Why do we do this? Baby dedication is almost a misnomer. The real dedication is of the parents to whom God has entrusted the child. The dedication ceremony is primarily a public declaration of the parents’ acknowledgement of several Scriptural truths:
- They are expressing their appreciation of God’s gift to them! Psalm 127:3, “Behold, children are a gift of the LORD; The fruit of the womb is a reward.”
- They are publicly acknowledging their responsibility to speak wisdom into the heart of their children (Proverbs 1:8, 2:1, 3:1, 4:10, 5:1, etc).
- They are taking responsibility for the hard work of instructing their children in the Lord not just when it is convenient but at all times! Deuteronomy 6:6-7, “And these words that I command you today shall be on your heart. You shall teach them diligently to your children, and shall talk of them when you sit in your house, and when you walk by the way, and when you lie down, and when you rise.”
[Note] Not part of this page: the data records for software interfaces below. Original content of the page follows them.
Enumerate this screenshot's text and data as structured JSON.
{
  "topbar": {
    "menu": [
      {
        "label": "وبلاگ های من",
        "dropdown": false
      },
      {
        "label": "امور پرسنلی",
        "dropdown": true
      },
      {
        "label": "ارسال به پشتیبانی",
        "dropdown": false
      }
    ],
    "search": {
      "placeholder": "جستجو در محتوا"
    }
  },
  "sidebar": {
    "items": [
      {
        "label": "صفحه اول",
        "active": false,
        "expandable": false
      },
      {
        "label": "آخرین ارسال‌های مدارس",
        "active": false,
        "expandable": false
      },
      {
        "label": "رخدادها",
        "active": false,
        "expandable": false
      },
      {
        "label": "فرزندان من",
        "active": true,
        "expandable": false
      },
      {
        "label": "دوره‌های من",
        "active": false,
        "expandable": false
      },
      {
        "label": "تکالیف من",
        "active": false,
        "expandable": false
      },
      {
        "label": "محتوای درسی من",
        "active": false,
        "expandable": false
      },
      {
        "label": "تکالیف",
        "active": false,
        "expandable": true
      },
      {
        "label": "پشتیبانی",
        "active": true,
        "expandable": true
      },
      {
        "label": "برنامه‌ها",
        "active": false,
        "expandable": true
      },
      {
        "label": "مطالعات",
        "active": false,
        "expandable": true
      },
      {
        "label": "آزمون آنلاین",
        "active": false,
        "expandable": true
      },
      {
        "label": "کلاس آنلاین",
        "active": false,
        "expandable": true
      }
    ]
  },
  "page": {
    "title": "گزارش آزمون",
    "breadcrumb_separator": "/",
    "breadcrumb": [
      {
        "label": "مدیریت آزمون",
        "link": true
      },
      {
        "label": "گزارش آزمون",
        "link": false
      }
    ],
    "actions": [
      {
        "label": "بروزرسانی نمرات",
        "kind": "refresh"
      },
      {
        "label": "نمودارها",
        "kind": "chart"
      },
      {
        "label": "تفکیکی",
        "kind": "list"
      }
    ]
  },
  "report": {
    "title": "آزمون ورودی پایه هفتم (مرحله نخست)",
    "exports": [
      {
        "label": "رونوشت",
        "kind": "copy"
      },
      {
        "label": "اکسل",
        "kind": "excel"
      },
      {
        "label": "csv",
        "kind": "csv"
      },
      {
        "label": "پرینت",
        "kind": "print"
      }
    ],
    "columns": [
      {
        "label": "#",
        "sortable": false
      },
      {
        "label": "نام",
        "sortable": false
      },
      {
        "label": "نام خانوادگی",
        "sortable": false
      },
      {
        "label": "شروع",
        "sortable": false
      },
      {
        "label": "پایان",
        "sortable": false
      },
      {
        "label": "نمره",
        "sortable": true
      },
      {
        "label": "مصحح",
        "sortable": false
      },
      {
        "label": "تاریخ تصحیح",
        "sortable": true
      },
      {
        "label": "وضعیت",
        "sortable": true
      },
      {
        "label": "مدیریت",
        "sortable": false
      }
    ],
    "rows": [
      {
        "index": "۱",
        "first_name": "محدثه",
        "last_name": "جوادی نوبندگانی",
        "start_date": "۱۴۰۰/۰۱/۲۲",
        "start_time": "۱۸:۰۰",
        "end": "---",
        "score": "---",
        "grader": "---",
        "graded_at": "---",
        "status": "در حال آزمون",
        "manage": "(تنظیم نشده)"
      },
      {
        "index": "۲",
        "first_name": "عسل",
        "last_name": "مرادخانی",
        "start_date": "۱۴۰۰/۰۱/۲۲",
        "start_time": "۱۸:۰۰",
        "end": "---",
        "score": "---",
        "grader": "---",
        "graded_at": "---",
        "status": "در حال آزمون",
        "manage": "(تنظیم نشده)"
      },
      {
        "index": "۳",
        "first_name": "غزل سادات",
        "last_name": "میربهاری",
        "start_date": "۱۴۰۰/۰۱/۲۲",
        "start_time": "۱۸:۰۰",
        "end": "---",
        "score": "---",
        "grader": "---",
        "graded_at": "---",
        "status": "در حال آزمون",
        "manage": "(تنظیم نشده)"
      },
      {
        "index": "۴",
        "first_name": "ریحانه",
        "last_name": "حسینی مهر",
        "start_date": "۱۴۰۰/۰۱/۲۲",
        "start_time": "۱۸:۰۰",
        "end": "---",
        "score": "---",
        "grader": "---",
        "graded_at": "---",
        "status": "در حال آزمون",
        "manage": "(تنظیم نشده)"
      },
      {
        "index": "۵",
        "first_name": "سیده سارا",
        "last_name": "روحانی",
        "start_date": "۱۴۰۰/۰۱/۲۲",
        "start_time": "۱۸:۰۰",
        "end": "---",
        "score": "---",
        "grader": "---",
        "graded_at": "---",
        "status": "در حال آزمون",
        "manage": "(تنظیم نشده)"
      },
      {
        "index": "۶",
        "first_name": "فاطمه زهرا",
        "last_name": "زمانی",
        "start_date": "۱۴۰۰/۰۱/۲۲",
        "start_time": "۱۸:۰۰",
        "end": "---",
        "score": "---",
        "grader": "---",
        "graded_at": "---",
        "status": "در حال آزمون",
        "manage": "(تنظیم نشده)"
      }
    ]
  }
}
The act of dedication is no magic ceremony which insures the happiness or salvation of the participants. Rather, it is a formal public declaration before God and His people, that they will do all within their power to be the best parents possible for that child. They ask God for strength and wisdom to carry out a task that is beyond their abilities.
The parents' faithful effort in creating an environment in which their children can grow and learn about their Creator will do much to help them see Jesus, but ultimately all parents acknowledge their helplessness and dependence on Jesus who alone can give life to dead hearts (Eph 2:1-4). Parents are responsible to train their child in the way they should go, but only God can give them the desire to not depart from it.
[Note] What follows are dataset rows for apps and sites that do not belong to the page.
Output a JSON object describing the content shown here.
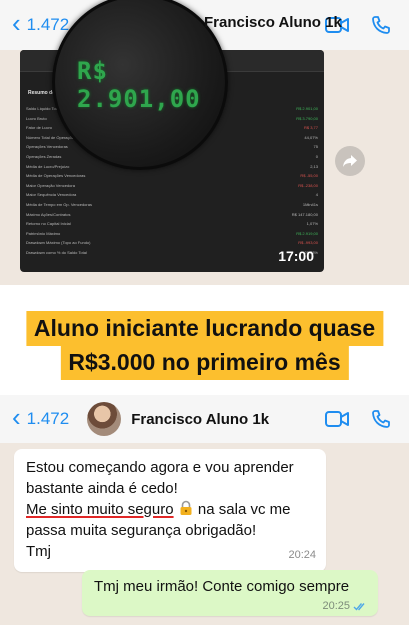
{
  "top_chat": {
    "back_count": "1.472",
    "contact_name": "Francisco Aluno 1k",
    "magnified_value": "R$ 2.901,00",
    "video_time": "17:00",
    "video_section_title": "Resumo de",
    "video_rows": [
      {
        "l": "Saldo Líquido Total",
        "r": "R$ 2.901,00",
        "c": "vg"
      },
      {
        "l": "Lucro Bruto",
        "r": "R$ 3.790,00",
        "c": "vg"
      },
      {
        "l": "Fator de Lucro",
        "r": "R$ 3,77",
        "c": "vr"
      },
      {
        "l": "Número Total de Operações",
        "r": "44,07%",
        "c": ""
      },
      {
        "l": "Operações Vencedoras",
        "r": "75",
        "c": ""
      },
      {
        "l": "Operações Zeradas",
        "r": "0",
        "c": ""
      },
      {
        "l": "Média de Lucro/Prejuízo",
        "r": "2,13",
        "c": ""
      },
      {
        "l": "Média de Operações Vencedoras",
        "r": "R$ -55,00",
        "c": "vr"
      },
      {
        "l": "Maior Operação Vencedora",
        "r": "R$ -238,00",
        "c": "vr"
      },
      {
        "l": "Maior Sequência Vencedora",
        "r": "4",
        "c": ""
      },
      {
        "l": "Média de Tempo em Op. Vencedoras",
        "r": "1Min41s",
        "c": ""
      },
      {
        "l": "Máximo Ações/Contratos",
        "r": "R$ 147.180,00",
        "c": ""
      },
      {
        "l": "Retorno no Capital Inicial",
        "r": "1,07%",
        "c": ""
      },
      {
        "l": "Patrimônio Máximo",
        "r": "R$ 2.919,00",
        "c": "vg"
      },
      {
        "l": "Drawdown Máximo (Topo ao Fundo)",
        "r": "R$ -993,00",
        "c": "vr"
      },
      {
        "l": "Drawdown como % do Saldo Total",
        "r": "25,83%",
        "c": ""
      }
    ]
  },
  "caption": {
    "line1": "Aluno iniciante lucrando quase",
    "line2": "R$3.000 no primeiro mês"
  },
  "bottom_chat": {
    "back_count": "1.472",
    "contact_name": "Francisco Aluno 1k",
    "incoming": {
      "line1": "Estou começando agora e vou aprender",
      "line2": "bastante ainda é cedo!",
      "line3_underlined": "Me sinto muito seguro",
      "line3_rest": "na sala vc me",
      "line4": "passa muita segurança obrigadão!",
      "line5": "Tmj",
      "time": "20:24"
    },
    "outgoing": {
      "text": "Tmj meu irmão! Conte comigo sempre",
      "time": "20:25"
    }
  },
  "colors": {
    "whatsapp_blue": "#1f8df0",
    "chat_background": "#efe7df",
    "outgoing_bubble": "#dcf8c6",
    "caption_highlight": "#fcbf2e",
    "money_green": "#2fa64d",
    "underline_red": "#e12727"
  },
  "icons": [
    "chevron-left-icon",
    "video-call-icon",
    "phone-icon",
    "share-icon",
    "lock-icon",
    "double-check-icon"
  ]
}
Dedicating our child to the Lord does not save them. No matter how beautiful the prayer, how solemn the affirmations, or how moving the moment, the child will in no way benefit from this act of dedication. The child is not saved as a result of this ceremony. He or she must decide later whether or not to walk with the Lord. The ceremony is of benefit for the child only to the degree that the parents take their promises seriously and demonstrate the love and grace of God in their actions and words at home as the child grows.
Because some may be unfamiliar with this way of understanding baby dedication, it may be helpful to set out clearly the differences between this kind of dedicatory act and the Roman Catholic rite of infant baptism. In the Roman Catholic Church infant baptism is intended to secure the salvation of the child. The Roman Catholic Church believes that infants are born sinners (this is called "original sin") and are worthy of God's judgment simply because they are human, descendants of Adam. The Roman Catholic Church believes that an unbaptized infant will go to hell should it die, so it is imperative to counteract the child's sinfulness by the infusion of grace, which they believe occurs at baptism. By contrast, even though we also believe in original sin, we do not baptize infants because our understanding of scripture is that baptism is an act of obedience for those who have placed their faith in Jesus Christ and had their sin covered by his death in our place. Placing our faith in Jesus is something that can only be done by a person who is old enough to understand the gospel. Since infants cannot make those choices, it is a mistake to baptize them and far worse to believe this baptism somehow saves them. The real concern for any parent should be to help children see the glory of God and his gracious goodness as they grow so that one day they will see his goodness and turn to Jesus on their own accord. Since this can happen most easily through the influence of godly parents, we ask the parents to dedicate themselves to making Jesus their treasure and pointing the affections of their children to Jesus.
If you would like to bring your child to God in this way and so dedicate yourselves to Him, please sign up HERE for our baby dedication ceremony on Sunday, January 21st.